Then a 14-year-old, Taylor was a member of the original team of 10 carriers when home delivery went from partial coverage to full coverage Jan. 4, 2006.
He’s been on the job ever since—and is the only member of the original team who’s still delivering today.
“It’s been fun,” he said.
The Free Press began door-to-door delivery for two reasons.
One was to improve service to local readers by delivering the paper one day earlier than they would receive it by U.S. mail.
The second reason was to reduce operating expenses. Because the Free Press does not charge for a subscription, it cannot be mailed under the same postal permit that subscriber newspapers use, and therefore pays about three times as much for each paper mailed.
The first papers arrived on about 415 local doorsteps Oct. 19, 2005, when the Free Press assumed responsibility for the smaller of the two local walking routes covered by the local post office.
To cover both post office routes—about 1,050 residences—Free Press staff developed 10 routes of around 100 residences each. A route of that many homes takes about an hour to walk.
Taylor was among those who responded to the ad in the Free Press inviting applicants for those routes.
“I needed the money,” he said. “That’s what I wanted—and just a place where I could be outside.”
Carriers were paid 5 cents per paper in the early days, but that was raised to 8 cents last year. One route pays 10 cents per paper because it requires more walking time than the others.
To become a door-to-door carrier, candidates read and sign a set of guidelines for how the papers are to be delivered. They and a parent or guardian also sign a document that identifies them as an independent contractor.
The newspapers they need for their respective routes are delivered in bundles each Tuesday to the doorstep of their home, or another agreed upon location. Depending on production factors, the papers generally arrive between 1 p.m. and 3 p.m.
Carriers put each paper in a plastic sack and are encouraged to deliver them on the door latch or front porch by 6:30 p.m. or before darkness falls.
“I watch a little TV, then at 4:30 I unpack all the papers, stuff them and walk around and deliver,” Taylor said about his weekly routine.
Learning a route takes a week or two, but Taylor, whose route is in his own neighborhood, said it soon becomes familiar territory.
“I pretty much know everybody on my route now,” he said. “They’re always out.”
A lot of the people on his route have come to know him, too.

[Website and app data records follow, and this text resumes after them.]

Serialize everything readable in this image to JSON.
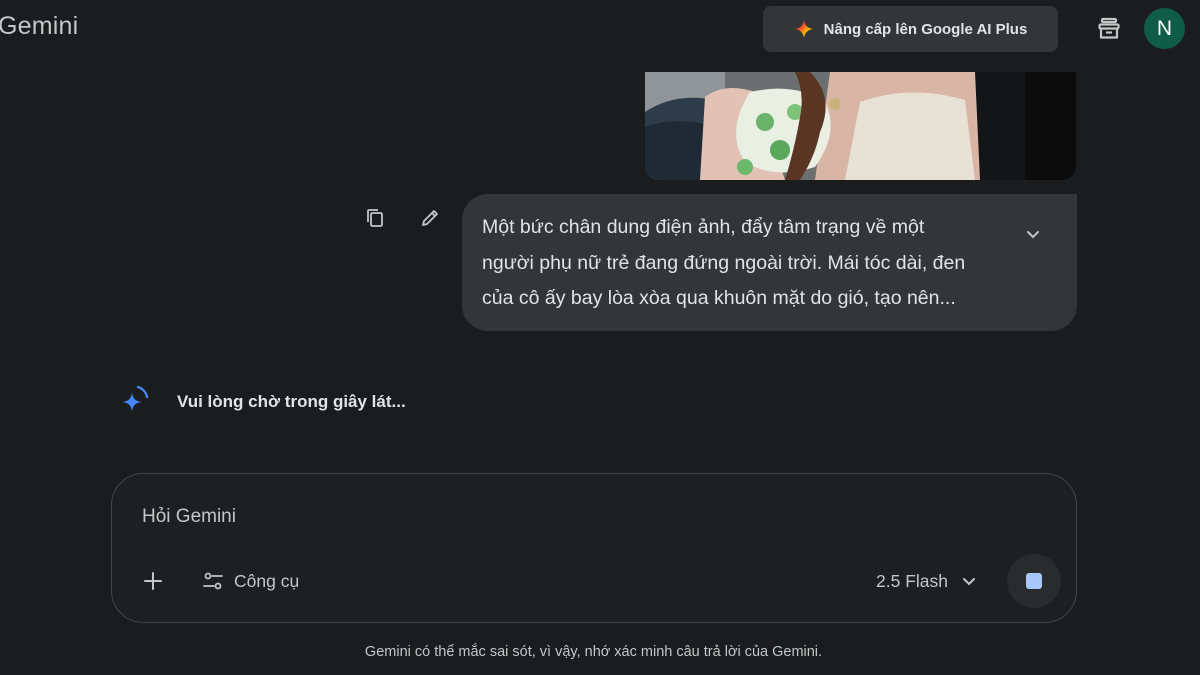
{
  "header": {
    "app_title": "Gemini",
    "upgrade_label": "Nâng cấp lên Google AI Plus",
    "avatar_initial": "N"
  },
  "conversation": {
    "user_prompt_lines": [
      "Một bức chân dung điện ảnh, đẩy tâm trạng về một",
      "người phụ nữ trẻ đang đứng ngoài trời. Mái tóc dài, đen",
      "của cô ấy bay lòa xòa qua khuôn mặt do gió, tạo nên..."
    ],
    "loading_text": "Vui lòng chờ trong giây lát..."
  },
  "input": {
    "placeholder": "Hỏi Gemini",
    "tools_label": "Công cụ",
    "model_label": "2.5 Flash"
  },
  "footer": {
    "disclaimer": "Gemini có thể mắc sai sót, vì vậy, nhớ xác minh câu trả lời của Gemini."
  },
  "colors": {
    "background": "#1b1c1d",
    "bubble": "#333537",
    "avatar": "#0f5d47",
    "accent_blue": "#4285f4",
    "stop_icon": "#a8c7fa"
  }
}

“Sometimes they’ll stop me and tell me a story for five or 10 minutes,” Taylor said.
And he doesn’t mind.
On the rare occasion that he misses a house on his route, a few know him well enough to call him at home.
And he doesn’t mind that either.
Providing an outdoor service year around has its challenges. The weather doesn’t always cooperate, particularly during winter.
“Last year I was really lucky to have a lot of good Tuesdays,” he said. “It was pretty nice. But when it’s cold, or when it’s rainy, I sometimes have my dad drive me around. It gets done pretty quick that way. Actually, I kind of like that.”
Indeed, for many of the Free Press carriers, maintaining a route becomes a family affair. Of the current roster of carriers, three routes are shared by two siblings.
Besides occasional transportation assistance from his father, Taylor said his younger sister and brother, Peyton and Preston, have stepped in when he’s been unable to do his route.
Carriers are responsible to find their own substitutes.
“They’ve done a lot for me whenever I can’t make it—school, basketball or sports,” Taylor said of his siblings. “Sometimes I’ll come in while they’re doing it and take over. But they’ve done it a lot.
“I do pay them a little,” he added with a smile.
One of the biggest challenges Taylor said he faces in his job is to know for sure when houses are occupied.
“Sometimes you deliver a paper there one week and you come back and it’s there still,” he said. “You’re supposed to pick it up and not deliver there anymore, but you know someone’s still living there. Their car is there, they’re walking around.
“Sometimes I give them another paper anyway and come back the next week and they’re both gone.”
All in all, Taylor said his experience as a Free Press carrier has been a good one.
“There aren’t many hard parts about it,” he said. “It’s just one day a week.”
Taylor said he isn’t sure how long he’ll continue.
“I was planning on getting something different when I turn 16,” he said, adding that the milestone is only a couple of months away.
But he’d recommend the job to anyone who is interested in earning a little extra money and doesn’t mind a little exercise.
“It’s pretty small,” he said of the time obligation, “since it’s just one day a week.”
Most Free Press carriers are in their early to mid teens, but some have been adults, including one in her 80s. Currently, three routes are managed by adults.
The other members of the current team of are Maia and Sydney Magathan, Harrison Wulf, Jon and Ty Carey, Austin and Abigail Calam, Skye Young, Crystal Squires, Olivia Kliewer, Kathryn Ens and Abby Shope.
Anyone interested in becoming a carrier can call the Free Press at 947-5702.
Their name will be put on a waiting list until a route becomes available.